*** Block opens ***

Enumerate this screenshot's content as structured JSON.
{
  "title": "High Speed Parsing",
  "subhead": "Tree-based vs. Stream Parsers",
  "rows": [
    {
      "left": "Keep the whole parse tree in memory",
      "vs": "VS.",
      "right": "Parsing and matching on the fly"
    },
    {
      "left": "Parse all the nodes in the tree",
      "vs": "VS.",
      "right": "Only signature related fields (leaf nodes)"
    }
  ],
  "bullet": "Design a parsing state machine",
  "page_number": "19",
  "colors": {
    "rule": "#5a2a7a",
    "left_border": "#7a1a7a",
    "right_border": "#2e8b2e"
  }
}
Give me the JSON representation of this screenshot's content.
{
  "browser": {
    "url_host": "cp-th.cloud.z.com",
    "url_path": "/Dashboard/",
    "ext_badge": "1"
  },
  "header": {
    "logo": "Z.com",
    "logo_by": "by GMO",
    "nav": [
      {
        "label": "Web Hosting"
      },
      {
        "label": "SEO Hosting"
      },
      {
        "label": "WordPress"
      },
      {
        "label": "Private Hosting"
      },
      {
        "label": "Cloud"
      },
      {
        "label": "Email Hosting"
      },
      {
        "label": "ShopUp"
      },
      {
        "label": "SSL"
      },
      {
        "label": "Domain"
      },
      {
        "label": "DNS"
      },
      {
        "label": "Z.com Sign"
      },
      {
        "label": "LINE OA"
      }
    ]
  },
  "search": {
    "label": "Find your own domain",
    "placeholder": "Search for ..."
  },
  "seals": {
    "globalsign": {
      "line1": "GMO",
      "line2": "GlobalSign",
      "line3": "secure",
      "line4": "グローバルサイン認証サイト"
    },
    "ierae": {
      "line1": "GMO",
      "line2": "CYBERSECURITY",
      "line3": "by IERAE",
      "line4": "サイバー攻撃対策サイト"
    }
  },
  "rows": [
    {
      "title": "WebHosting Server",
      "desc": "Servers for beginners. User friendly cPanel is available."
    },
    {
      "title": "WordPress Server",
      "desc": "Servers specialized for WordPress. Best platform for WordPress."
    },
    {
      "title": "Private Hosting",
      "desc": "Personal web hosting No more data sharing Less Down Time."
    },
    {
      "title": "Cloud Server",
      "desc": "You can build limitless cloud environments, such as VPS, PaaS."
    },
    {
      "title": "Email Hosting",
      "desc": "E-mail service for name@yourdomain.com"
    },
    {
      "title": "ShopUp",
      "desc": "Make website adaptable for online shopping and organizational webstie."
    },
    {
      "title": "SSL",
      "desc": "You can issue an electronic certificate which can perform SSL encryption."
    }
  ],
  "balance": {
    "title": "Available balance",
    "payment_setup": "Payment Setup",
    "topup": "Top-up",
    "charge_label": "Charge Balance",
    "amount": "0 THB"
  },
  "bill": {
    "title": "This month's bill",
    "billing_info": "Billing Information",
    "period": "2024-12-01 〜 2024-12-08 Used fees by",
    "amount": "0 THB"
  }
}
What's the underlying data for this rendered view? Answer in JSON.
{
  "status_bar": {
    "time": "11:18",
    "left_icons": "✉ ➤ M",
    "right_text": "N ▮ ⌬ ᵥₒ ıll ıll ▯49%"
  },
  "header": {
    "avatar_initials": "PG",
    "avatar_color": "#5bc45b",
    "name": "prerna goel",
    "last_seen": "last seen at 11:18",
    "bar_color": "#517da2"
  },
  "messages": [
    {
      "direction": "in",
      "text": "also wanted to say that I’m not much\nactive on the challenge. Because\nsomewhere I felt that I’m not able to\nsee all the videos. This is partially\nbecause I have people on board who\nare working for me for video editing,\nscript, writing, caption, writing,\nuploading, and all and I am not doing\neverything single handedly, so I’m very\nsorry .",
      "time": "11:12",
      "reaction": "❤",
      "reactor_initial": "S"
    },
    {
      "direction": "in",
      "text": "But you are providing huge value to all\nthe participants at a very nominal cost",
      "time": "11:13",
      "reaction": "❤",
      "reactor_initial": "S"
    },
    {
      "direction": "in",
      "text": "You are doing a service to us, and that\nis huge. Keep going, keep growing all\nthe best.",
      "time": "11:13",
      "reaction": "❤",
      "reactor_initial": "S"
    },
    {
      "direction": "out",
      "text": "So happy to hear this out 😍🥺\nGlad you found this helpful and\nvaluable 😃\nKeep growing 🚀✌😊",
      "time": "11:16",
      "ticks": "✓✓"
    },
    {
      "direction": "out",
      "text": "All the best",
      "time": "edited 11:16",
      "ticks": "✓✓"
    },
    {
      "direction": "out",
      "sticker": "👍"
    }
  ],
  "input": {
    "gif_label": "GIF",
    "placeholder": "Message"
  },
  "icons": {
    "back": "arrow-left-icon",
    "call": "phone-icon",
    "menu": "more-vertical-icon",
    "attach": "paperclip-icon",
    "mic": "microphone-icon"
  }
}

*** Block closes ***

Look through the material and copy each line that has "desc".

- **OUTPUT FOR THIS TASK**:
      "desc": "Servers for beginners. User friendly cPanel is available."
      "desc": "Servers specialized for WordPress. Best platform for WordPress."
      "desc": "Personal web hosting No more data sharing Less Down Time."
      "desc": "You can build limitless cloud environments, such as VPS, PaaS."
      "desc": "E-mail service for name@yourdomain.com"
      "desc": "Make website adaptable for online shopping and organizational webstie."
      "desc": "You can issue an electronic certificate which can perform SSL encryption."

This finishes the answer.